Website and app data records
::::::
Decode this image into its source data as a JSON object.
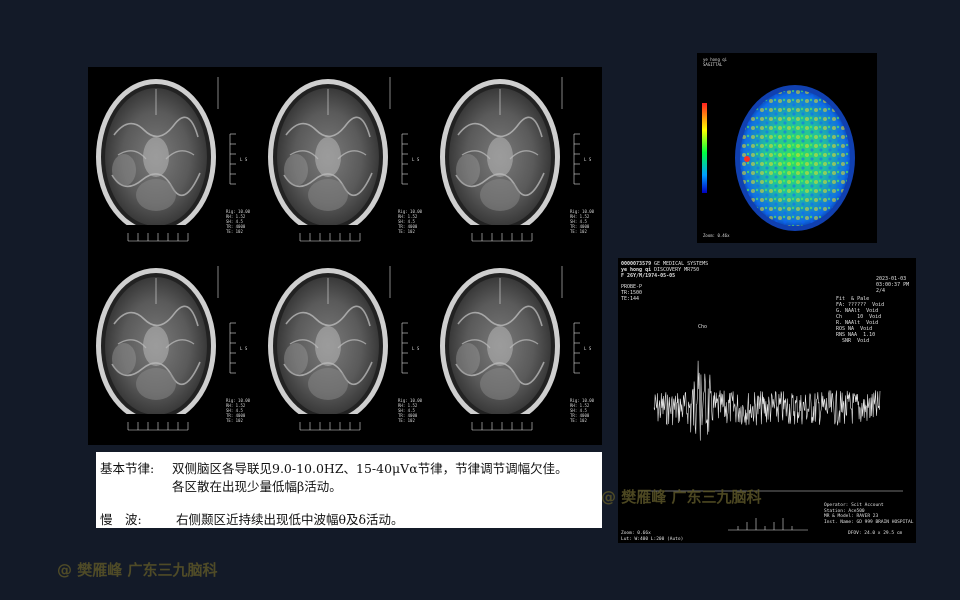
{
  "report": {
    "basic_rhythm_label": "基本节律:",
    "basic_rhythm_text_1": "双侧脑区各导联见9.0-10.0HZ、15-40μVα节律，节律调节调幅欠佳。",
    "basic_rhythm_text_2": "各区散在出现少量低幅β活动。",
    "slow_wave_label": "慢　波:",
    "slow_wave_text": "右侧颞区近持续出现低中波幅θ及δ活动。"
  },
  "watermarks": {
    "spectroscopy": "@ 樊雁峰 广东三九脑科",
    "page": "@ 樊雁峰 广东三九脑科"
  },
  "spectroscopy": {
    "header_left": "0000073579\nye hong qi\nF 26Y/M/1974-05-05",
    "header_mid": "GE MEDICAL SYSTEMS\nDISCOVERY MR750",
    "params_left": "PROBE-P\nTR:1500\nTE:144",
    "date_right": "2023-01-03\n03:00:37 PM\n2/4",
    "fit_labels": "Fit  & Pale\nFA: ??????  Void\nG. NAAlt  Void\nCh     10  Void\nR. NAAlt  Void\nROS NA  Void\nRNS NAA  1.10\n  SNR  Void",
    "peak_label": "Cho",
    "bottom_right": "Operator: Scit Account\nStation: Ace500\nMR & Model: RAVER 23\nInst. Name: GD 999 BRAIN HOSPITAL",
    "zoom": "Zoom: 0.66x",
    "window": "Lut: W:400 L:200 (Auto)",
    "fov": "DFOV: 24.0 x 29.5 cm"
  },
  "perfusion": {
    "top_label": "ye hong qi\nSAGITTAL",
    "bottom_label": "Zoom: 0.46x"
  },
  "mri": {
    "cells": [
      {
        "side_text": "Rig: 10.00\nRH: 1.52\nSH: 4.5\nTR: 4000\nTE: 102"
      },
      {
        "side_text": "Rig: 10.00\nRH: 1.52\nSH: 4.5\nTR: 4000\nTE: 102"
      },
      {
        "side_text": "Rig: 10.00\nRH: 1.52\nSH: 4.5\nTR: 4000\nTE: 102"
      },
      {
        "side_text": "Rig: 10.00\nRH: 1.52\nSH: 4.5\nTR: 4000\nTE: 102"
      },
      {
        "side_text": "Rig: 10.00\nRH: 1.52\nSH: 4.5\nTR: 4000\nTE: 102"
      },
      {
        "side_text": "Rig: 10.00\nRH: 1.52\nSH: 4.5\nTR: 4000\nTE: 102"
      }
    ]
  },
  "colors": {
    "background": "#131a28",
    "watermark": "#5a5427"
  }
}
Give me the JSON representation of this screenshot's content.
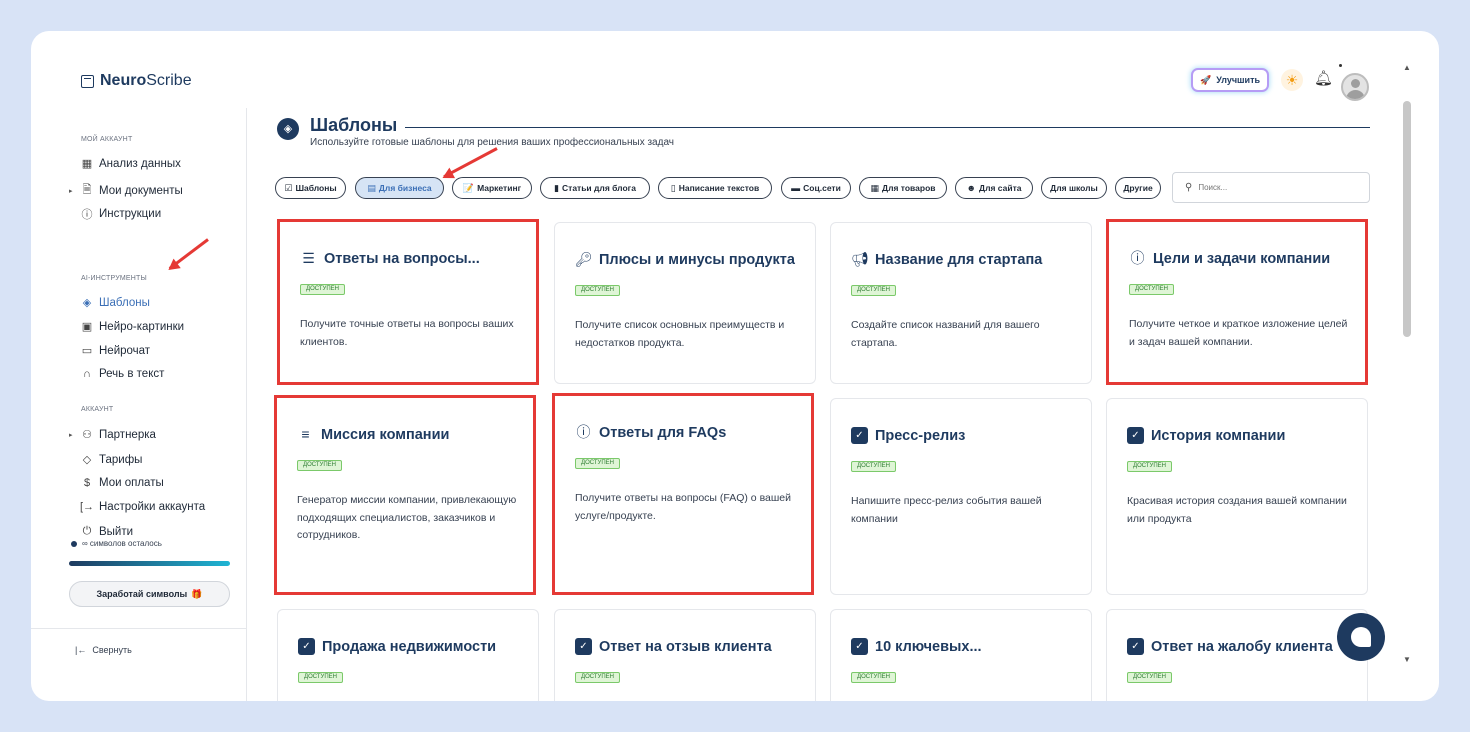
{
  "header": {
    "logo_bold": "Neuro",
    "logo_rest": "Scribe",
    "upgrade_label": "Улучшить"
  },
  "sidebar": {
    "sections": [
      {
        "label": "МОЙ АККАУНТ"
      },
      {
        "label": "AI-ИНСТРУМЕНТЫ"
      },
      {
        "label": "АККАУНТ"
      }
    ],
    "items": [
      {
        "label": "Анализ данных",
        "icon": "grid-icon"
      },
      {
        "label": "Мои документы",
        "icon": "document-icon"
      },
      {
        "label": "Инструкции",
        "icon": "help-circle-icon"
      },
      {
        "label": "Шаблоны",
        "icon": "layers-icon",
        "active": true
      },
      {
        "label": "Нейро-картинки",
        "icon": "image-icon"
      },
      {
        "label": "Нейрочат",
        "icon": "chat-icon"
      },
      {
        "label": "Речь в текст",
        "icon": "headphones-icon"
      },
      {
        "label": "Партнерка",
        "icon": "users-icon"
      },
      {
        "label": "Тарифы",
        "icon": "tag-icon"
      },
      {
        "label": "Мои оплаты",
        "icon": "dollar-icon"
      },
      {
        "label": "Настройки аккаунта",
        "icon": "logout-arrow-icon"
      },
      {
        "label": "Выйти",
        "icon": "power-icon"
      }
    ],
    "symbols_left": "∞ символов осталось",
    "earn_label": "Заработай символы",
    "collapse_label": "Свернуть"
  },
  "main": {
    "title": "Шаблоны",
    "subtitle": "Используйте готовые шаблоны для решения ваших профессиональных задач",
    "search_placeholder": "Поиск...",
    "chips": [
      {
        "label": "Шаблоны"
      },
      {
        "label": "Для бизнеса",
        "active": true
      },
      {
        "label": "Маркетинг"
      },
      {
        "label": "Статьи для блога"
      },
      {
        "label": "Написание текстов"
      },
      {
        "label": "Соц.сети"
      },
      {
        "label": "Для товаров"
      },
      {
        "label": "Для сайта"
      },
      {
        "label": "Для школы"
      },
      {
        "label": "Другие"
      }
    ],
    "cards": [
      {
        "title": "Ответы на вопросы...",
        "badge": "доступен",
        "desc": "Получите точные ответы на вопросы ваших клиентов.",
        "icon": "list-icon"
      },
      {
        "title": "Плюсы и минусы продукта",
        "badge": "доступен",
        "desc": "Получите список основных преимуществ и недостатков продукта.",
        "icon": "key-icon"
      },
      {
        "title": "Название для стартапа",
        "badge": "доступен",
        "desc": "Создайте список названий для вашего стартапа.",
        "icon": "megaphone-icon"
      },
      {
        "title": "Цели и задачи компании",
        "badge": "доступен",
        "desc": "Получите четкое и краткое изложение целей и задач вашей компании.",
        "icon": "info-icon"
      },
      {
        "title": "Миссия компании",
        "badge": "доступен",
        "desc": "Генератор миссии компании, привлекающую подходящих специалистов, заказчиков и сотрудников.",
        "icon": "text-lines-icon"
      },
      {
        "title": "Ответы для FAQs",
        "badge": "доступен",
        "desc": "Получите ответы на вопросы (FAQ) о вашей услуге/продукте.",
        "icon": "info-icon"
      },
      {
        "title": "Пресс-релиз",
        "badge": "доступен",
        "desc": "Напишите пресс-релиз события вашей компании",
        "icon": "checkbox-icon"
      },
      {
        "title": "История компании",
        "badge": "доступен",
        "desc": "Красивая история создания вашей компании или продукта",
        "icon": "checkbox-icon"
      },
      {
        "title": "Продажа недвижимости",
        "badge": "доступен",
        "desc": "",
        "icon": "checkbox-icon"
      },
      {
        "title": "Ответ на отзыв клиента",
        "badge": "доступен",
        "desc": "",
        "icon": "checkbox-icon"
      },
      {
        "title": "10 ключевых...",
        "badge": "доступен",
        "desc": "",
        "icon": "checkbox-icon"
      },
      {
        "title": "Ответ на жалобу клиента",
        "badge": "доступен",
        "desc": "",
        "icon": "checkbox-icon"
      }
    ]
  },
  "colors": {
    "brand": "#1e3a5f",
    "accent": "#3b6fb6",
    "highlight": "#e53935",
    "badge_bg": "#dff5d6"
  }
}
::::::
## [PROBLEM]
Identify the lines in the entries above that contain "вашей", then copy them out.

## [SOLUTION]
        "desc": "Получите четкое и краткое изложение целей и задач вашей компании.",
        "desc": "Получите ответы на вопросы (FAQ) о вашей услуге/продукте.",
        "desc": "Напишите пресс-релиз события вашей компании",
        "desc": "Красивая история создания вашей компании или продукта",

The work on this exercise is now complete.